According to Bening, Africa can benefit from the expertise of BRICS nations, especially in sectors where they have excelled, such as technology transfer and manufacturing. Through these partnerships
, African nations can access affordable and efficient technology, enabling them to bridge the development gap, he argued.
The PYU official said the current leaders of African nations may have "lofty and brilliant ideas" about how to lead their nations to prosperity, but "they are limited by the kind of support" they would need to move such processes forward.
"We understand that there are geopolitical intricacies and that the imperialist economies want to consistently subjugate and undermine the efforts that we make. But I don't think that explanation alone is enough," Bening said. "We have 54 countries on the continent [...] We are able to rally forces around and say, Look, we're making the decision."
Bening added, "The problem is that we are unable to make a decision because we are divided
and because we have full socialization and understanding of how our unit is strength. We have been socialized to think that if we make a defiant decision against Western countries and the current status quo, we are finished."

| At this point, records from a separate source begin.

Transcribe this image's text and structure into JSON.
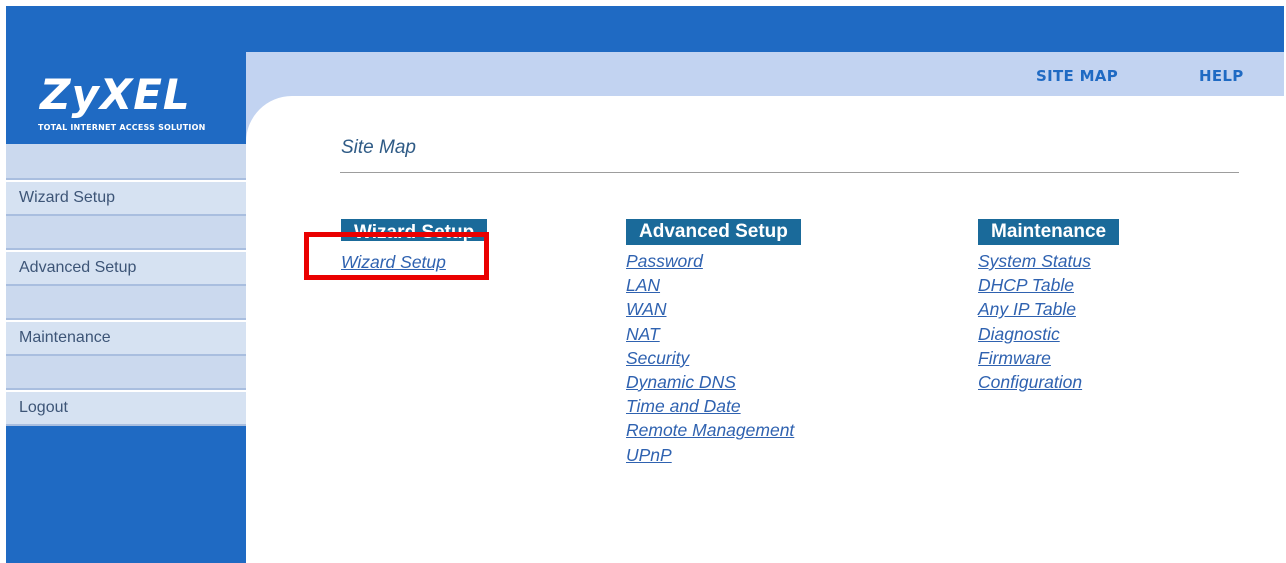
{
  "brand": {
    "logo": "ZyXEL",
    "tagline": "Total Internet Access Solution"
  },
  "header": {
    "site_map": "SITE MAP",
    "help": "HELP"
  },
  "sidebar": {
    "items": [
      {
        "label": "Wizard Setup"
      },
      {
        "label": "Advanced Setup"
      },
      {
        "label": "Maintenance"
      },
      {
        "label": "Logout"
      }
    ]
  },
  "main": {
    "title": "Site Map",
    "columns": [
      {
        "header": "Wizard Setup",
        "links": [
          "Wizard Setup"
        ]
      },
      {
        "header": "Advanced Setup",
        "links": [
          "Password",
          "LAN",
          "WAN",
          "NAT",
          "Security",
          "Dynamic DNS",
          "Time and Date",
          "Remote Management",
          "UPnP"
        ]
      },
      {
        "header": "Maintenance",
        "links": [
          "System Status",
          "DHCP Table",
          "Any IP Table",
          "Diagnostic",
          "Firmware",
          "Configuration"
        ]
      }
    ]
  },
  "colors": {
    "brand_blue": "#1f6ac3",
    "header_bg": "#c2d3f1",
    "link": "#2f62b0",
    "highlight": "#ea0000"
  }
}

He argued that the key to driving Africa's development lies in its understanding of solidarity, embracing the Pan-African ideals championed by former South African President Nelson Mandela and his generation, and nurturing unity, togetherness, and a profound appreciation of what is truly essential.
However, he warned against the dangers of isolation. A significant challenge arises when external forces exploit divisions between African nations, using one country against another to undermine progress. This fractured approach hampers collective development and jeopardizes individual nations' stability.

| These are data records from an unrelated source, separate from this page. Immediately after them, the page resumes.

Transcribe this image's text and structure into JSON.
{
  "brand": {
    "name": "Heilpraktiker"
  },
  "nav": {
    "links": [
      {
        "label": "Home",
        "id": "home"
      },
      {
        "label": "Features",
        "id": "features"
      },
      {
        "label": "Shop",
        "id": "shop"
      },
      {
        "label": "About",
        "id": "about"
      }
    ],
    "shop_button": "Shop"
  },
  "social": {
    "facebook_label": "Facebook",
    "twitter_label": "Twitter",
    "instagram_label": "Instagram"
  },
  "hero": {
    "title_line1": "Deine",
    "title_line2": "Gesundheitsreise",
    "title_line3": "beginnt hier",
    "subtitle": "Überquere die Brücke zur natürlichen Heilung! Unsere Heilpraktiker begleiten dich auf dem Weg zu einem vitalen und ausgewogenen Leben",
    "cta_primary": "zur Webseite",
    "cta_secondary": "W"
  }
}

"Zimbabwe is a clear example [...] the land policy system in Zimbabwe was not bad. Africa betrayed Zimbabwe when they came to solidarity with them," he said. "If you look at [Libya's former President Muammar] Gaddafi and some of the ideas that he espoused, Africa betrayed him."
A Message to African Youth
In conclusion, the secretary-general of the Pan African Youth Union said that young Africans need to understand that no other person will be a driver for Africa's socio-economic prosperity and development except themselves.
"Therefore we need to bring our ingenuity, we need to acquire the needed skills. We need to be able to hold our own African systems accountable, and also make proposals, alternative proposals on mechanisms and architectures that will be able to drive Africa's progress and prosperity," he said.
Addressing the African youth, Wiisichong Ahmed calls on Africans "to be inward-looking," "to be innovative" and "to bring our sense of ingenuity to bear on the progress and development of Africa."